[About this exercise]: Every line below that has "JSON" in it should be copied.

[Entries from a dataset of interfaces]
======

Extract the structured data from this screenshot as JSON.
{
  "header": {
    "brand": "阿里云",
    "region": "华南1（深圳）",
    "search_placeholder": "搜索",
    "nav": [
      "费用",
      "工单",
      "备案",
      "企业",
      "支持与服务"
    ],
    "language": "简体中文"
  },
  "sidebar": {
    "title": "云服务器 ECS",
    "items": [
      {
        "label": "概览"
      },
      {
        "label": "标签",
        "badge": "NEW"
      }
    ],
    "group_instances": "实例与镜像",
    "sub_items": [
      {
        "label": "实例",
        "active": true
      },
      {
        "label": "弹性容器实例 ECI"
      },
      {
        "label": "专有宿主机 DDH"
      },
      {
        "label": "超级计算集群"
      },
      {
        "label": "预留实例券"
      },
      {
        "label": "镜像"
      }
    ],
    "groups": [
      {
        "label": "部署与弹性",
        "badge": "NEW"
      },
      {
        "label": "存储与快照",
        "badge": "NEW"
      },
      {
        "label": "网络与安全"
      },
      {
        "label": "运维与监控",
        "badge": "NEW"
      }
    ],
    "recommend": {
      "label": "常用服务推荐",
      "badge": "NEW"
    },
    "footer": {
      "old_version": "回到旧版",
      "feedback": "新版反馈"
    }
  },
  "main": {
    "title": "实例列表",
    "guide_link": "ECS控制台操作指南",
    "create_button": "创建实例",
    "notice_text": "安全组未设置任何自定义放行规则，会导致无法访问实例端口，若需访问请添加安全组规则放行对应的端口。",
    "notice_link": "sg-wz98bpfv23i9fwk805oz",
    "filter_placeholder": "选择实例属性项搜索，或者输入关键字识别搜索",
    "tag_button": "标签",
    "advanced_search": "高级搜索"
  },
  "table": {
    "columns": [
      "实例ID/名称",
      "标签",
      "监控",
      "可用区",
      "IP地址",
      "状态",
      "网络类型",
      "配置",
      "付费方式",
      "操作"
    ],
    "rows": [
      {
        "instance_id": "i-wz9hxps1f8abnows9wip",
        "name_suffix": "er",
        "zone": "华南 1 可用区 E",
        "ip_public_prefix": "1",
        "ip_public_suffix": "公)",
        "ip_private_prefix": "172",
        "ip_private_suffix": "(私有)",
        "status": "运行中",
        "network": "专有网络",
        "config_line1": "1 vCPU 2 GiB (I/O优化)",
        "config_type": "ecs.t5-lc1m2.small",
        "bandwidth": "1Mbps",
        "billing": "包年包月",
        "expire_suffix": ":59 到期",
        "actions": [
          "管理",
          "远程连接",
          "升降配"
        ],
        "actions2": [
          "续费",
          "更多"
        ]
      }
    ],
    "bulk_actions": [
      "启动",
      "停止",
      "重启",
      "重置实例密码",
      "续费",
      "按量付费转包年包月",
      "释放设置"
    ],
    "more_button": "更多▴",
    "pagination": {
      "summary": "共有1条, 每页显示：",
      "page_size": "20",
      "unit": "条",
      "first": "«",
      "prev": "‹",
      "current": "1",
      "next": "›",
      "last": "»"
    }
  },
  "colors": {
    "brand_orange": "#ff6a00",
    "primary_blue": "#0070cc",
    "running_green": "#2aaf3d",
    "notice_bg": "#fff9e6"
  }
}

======

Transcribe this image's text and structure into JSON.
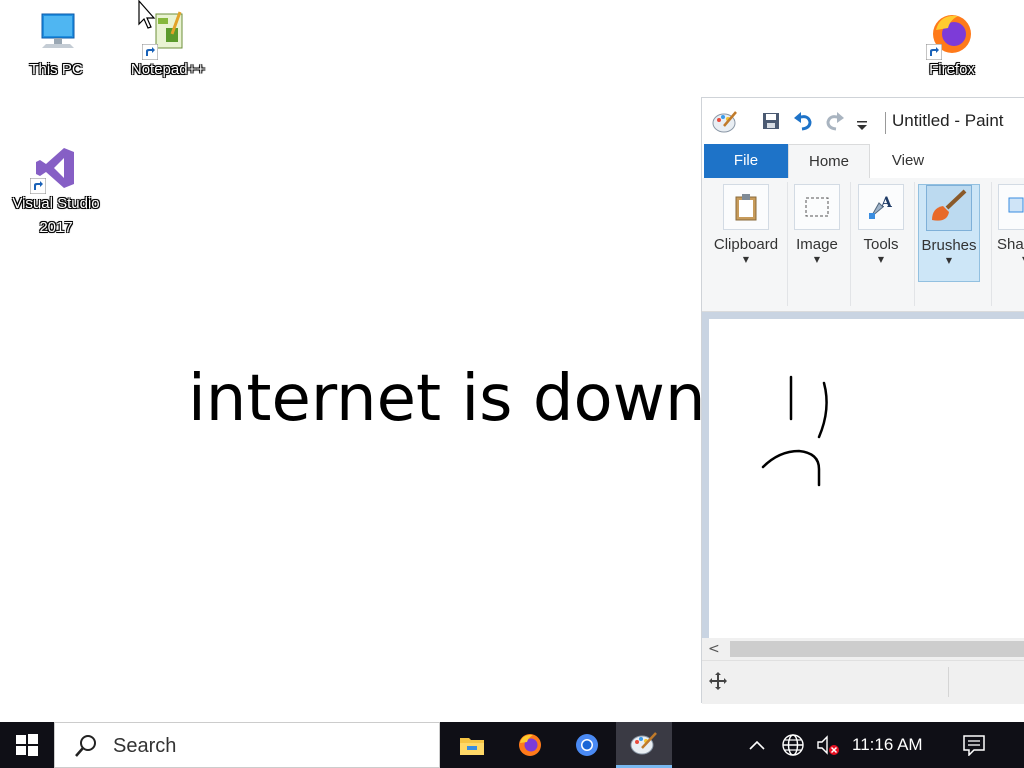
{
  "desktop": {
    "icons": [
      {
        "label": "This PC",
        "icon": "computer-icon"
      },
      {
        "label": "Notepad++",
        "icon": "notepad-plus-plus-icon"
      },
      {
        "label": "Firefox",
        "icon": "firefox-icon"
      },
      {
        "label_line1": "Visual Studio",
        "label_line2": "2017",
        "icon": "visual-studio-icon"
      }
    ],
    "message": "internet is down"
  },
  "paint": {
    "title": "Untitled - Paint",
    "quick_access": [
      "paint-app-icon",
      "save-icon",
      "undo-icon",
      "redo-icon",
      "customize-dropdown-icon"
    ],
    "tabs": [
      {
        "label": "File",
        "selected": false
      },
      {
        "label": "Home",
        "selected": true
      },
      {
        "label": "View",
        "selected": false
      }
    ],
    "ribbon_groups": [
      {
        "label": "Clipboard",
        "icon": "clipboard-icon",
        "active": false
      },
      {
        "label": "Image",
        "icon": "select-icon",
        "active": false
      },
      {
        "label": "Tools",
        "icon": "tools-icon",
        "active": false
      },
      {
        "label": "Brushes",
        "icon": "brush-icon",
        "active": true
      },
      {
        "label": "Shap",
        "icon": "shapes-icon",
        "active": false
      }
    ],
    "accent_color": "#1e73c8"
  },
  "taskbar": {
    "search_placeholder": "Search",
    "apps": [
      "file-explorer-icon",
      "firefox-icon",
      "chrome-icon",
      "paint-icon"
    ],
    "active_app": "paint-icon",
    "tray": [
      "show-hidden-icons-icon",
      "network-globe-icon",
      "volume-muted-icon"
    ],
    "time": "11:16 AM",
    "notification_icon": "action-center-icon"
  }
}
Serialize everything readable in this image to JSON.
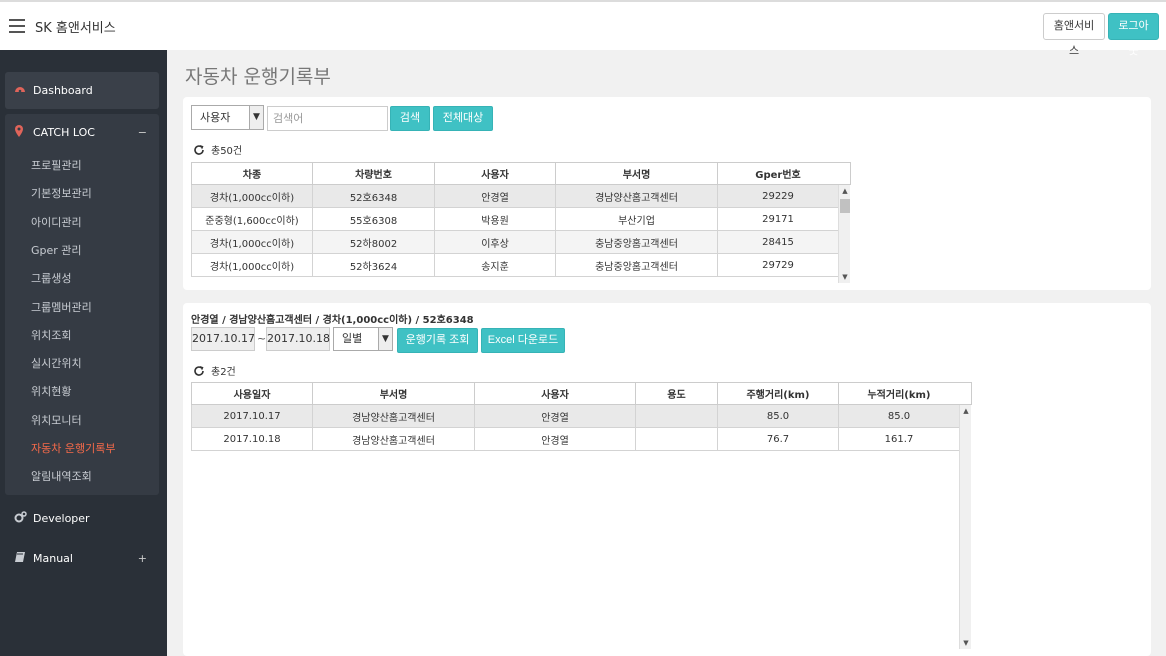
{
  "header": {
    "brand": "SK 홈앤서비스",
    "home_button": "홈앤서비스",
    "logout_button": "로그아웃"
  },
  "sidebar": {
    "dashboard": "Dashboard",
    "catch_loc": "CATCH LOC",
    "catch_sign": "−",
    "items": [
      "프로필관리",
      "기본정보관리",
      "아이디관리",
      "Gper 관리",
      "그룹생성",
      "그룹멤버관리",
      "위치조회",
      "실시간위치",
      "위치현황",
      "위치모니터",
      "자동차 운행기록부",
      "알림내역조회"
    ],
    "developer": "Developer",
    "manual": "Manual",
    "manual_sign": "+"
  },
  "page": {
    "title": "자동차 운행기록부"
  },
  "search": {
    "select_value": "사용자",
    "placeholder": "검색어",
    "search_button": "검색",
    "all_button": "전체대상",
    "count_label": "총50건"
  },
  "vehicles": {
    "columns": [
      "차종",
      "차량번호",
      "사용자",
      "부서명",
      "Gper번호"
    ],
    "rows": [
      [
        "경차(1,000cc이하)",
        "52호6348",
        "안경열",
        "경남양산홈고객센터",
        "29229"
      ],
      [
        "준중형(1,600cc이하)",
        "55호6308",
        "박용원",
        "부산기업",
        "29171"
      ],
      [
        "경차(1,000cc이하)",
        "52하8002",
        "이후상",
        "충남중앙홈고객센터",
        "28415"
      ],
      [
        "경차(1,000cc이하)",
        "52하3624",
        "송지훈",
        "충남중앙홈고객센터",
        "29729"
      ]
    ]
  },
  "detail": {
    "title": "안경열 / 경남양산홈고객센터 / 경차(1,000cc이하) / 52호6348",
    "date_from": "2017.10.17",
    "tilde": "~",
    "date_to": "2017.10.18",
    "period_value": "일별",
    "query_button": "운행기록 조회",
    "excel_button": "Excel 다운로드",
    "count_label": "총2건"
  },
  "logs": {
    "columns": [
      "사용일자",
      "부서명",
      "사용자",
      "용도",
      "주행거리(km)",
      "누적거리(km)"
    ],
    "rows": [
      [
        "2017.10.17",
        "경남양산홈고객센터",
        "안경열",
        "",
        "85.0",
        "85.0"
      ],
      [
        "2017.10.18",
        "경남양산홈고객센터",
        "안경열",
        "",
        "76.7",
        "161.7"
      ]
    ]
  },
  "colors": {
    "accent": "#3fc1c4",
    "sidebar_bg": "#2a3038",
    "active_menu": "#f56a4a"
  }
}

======

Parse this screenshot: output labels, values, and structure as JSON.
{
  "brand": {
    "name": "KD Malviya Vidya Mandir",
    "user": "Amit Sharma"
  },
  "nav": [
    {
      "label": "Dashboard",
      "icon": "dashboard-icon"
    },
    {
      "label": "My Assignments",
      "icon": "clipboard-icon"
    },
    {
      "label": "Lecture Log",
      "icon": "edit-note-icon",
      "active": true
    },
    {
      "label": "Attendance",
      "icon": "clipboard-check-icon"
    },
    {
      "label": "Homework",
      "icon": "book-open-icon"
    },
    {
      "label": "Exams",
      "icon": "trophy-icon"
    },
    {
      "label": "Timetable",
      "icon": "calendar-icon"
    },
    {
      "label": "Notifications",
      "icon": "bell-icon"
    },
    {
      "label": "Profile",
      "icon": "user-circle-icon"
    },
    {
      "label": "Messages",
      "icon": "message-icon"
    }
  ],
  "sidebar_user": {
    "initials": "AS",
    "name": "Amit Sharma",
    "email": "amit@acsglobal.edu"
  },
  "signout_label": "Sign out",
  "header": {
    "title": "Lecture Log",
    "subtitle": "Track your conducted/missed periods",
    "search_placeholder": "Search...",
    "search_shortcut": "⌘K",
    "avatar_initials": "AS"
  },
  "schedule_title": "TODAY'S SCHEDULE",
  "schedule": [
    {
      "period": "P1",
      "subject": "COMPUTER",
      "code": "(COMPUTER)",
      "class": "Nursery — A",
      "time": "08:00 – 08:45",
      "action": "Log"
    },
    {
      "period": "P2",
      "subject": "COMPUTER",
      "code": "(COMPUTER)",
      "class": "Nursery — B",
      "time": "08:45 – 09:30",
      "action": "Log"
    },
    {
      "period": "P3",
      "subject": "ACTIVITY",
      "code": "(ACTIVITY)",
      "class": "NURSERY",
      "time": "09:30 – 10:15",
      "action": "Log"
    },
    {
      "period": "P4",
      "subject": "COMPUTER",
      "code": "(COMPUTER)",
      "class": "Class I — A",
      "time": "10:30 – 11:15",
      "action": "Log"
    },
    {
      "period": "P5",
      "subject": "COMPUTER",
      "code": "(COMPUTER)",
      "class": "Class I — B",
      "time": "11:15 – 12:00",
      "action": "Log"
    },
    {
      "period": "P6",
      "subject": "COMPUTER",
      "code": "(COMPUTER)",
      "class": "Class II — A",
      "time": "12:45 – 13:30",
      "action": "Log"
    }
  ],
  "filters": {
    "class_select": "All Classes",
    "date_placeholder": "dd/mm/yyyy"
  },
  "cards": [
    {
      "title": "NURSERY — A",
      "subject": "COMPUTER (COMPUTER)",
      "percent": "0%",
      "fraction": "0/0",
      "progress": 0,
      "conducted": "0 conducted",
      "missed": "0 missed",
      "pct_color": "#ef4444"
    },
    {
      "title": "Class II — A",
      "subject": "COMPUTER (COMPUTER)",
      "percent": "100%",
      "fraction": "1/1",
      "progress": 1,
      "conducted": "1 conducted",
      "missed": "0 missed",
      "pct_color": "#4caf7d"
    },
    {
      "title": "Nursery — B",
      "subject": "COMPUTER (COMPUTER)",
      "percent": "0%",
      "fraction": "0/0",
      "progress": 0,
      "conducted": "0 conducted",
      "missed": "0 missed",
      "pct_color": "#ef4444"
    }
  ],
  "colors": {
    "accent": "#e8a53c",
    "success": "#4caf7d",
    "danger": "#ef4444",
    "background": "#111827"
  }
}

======

[Answer below]:
Extract the structured data from this screenshot as JSON.
Transcribe this image's text and structure into JSON.
Serialize everything readable in this image to JSON.
Parse this screenshot: output labels, values, and structure as JSON.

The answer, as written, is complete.